L’il Toot is a Classic Bell Boy boat. Ed found her in a field with a gaping hole in her side. After approaching the farmer he bought her and hauled her home where he lovingly restored her. Ed loved that boat like a daughter. I first met her in Chimicum Washington in the SKP Park. We took her on several cruises around the area. Once Ed got his lot here in Timber Valley we brought her down here and so the misadventures began.
In 2017 we stripped all the wood down including the steering. We restained the wood and put on seven new coats of varnish. We then put everything back together. On a nice sunny day we took her to Florence and launched her at the city dock. As soon as we cleared the dock the pin fell out and the wheel came loose. No steering! Lucky for us another man saw us and towed us back to the dock. Ed borrowed some tools and put things back together again. We then took a ride but I’ll admit to being a little nervous something else would fall off.
In 2018 we repainted the whole boat inside and out – well I painted and Ed supervised. I had painted the entire inside without getting a drop on me. As I was finishing up I leaned over to touchup a spot and tipped the blue paint into the floor. Toot now had grey decking with a blue splotch in it. Oops! Ed never failed to tease me about it. I then painted the outside without mishap.
That year we took Toot to the Chapter 9 Crab Rally again in Florence. We got up early with the other boats and launched at the city dock. The other boats took off. When we shifted into drive Toot coughed and died. We could idle along and were fine but try for speed and we were dead in the water. We (meaning me) baited and put out the traps and after a bit we had our first catch. Now I must say at this point that Ed had 12 stints in his heart and any exertion would cause chest pain so I did all the heavy stuff. By now one of the other boats came back to see where we were. We told them our problem. It was decided we would take all the crab back to the cleaning station and clean them while everyone else kept crabbing. Afterwards we loaded up and took the crab to the ladies in camp. After making some phone calls, we were able to get Toot into a shop for repairs. By then crabbing was over.
In 2019 we agreed to take Toot along with a couple of other Chapter 9 boats to Cooper to take people for rides. We got there, launched and took a spin to be sure everything was OK. Nope, we started to sink. We limped back to the launch without totally sinking and pulled the boat out only to find out Ed had forgot to put the plugs in. They were back home in Timber Valley on the workbench!
Plugs in, we were ready for the Crab Rally. Toot was running good and we had her and the pickup camper in the yard getting ready. Ed’s heart was working better.

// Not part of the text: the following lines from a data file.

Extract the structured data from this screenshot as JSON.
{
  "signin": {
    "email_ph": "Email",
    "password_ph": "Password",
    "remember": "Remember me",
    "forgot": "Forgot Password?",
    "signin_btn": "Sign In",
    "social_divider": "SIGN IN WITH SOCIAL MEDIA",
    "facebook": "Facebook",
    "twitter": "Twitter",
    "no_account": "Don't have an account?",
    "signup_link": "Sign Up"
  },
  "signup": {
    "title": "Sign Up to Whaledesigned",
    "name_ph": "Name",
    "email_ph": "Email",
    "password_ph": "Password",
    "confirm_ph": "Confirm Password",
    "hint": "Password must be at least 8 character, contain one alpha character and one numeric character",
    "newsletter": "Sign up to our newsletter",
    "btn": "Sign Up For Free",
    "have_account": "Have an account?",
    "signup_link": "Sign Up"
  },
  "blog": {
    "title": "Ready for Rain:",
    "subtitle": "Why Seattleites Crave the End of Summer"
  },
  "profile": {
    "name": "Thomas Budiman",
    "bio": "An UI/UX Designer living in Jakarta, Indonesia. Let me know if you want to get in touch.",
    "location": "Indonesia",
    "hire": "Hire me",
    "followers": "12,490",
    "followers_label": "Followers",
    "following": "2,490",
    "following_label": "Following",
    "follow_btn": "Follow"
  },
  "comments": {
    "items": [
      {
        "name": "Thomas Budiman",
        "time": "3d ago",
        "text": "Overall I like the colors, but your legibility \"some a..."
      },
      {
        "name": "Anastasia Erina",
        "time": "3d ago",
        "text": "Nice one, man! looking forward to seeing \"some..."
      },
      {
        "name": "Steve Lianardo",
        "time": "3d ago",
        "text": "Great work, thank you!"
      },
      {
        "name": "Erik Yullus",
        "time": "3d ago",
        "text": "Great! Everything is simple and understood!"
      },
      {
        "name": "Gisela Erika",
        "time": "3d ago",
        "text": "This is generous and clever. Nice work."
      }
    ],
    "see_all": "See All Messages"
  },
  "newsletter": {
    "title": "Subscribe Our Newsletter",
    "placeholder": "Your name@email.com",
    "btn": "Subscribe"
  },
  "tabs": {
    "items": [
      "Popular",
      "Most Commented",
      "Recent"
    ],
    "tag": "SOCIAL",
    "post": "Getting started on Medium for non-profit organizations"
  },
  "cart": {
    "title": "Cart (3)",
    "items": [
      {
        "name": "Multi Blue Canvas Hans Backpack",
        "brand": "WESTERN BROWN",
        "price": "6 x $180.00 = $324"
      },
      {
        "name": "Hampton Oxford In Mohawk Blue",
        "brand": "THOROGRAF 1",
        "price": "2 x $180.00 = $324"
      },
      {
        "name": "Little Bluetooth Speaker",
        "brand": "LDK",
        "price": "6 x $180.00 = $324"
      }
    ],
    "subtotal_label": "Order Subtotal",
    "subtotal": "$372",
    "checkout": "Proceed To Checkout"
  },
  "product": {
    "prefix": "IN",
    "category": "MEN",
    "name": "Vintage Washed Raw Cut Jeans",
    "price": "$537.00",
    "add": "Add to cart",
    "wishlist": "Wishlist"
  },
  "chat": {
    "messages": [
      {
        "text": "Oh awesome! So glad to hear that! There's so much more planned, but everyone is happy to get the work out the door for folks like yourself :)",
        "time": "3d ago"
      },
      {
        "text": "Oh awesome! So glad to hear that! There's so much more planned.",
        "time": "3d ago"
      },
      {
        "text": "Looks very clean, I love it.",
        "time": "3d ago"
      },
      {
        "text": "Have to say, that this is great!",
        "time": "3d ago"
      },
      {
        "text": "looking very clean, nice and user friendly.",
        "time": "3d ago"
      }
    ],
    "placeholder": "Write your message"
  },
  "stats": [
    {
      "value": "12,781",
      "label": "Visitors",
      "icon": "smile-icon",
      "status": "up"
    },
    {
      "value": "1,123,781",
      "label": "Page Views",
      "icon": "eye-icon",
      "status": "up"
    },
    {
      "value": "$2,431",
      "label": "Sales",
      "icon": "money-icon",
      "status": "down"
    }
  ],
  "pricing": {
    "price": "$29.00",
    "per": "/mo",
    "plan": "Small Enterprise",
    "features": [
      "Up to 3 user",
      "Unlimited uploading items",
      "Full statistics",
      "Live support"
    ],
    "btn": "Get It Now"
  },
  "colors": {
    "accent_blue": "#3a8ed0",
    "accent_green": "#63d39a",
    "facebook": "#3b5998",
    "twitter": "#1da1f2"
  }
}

He was busy checking batteries, etc and climbing in and out of the boat. Ouch! He threw his back out. The doctor didn’t want him bouncing in a boat for at least two weeks. No Crab Rally for us!
Now you might think Ed was totally incompetent but he had spent many years on boats. He had lived on a 40 footer with only a few mishaps over many years. We had taken the grands crabbing in Winchester without mishap. Blake went on his first crabbing trip with Ed and did all the heavy work while I stayed back and played with the new great grandson. Ed had a vast knowledge of boats and had a Captain’s License. I will say that Ed had the ability to laugh at himself and take the good natured ribbing in stride. He would laugh and tell stories on himself of his misadventures. He loved L’il Toot and I think she tolerated our misadventures – even the blue paint on her deck.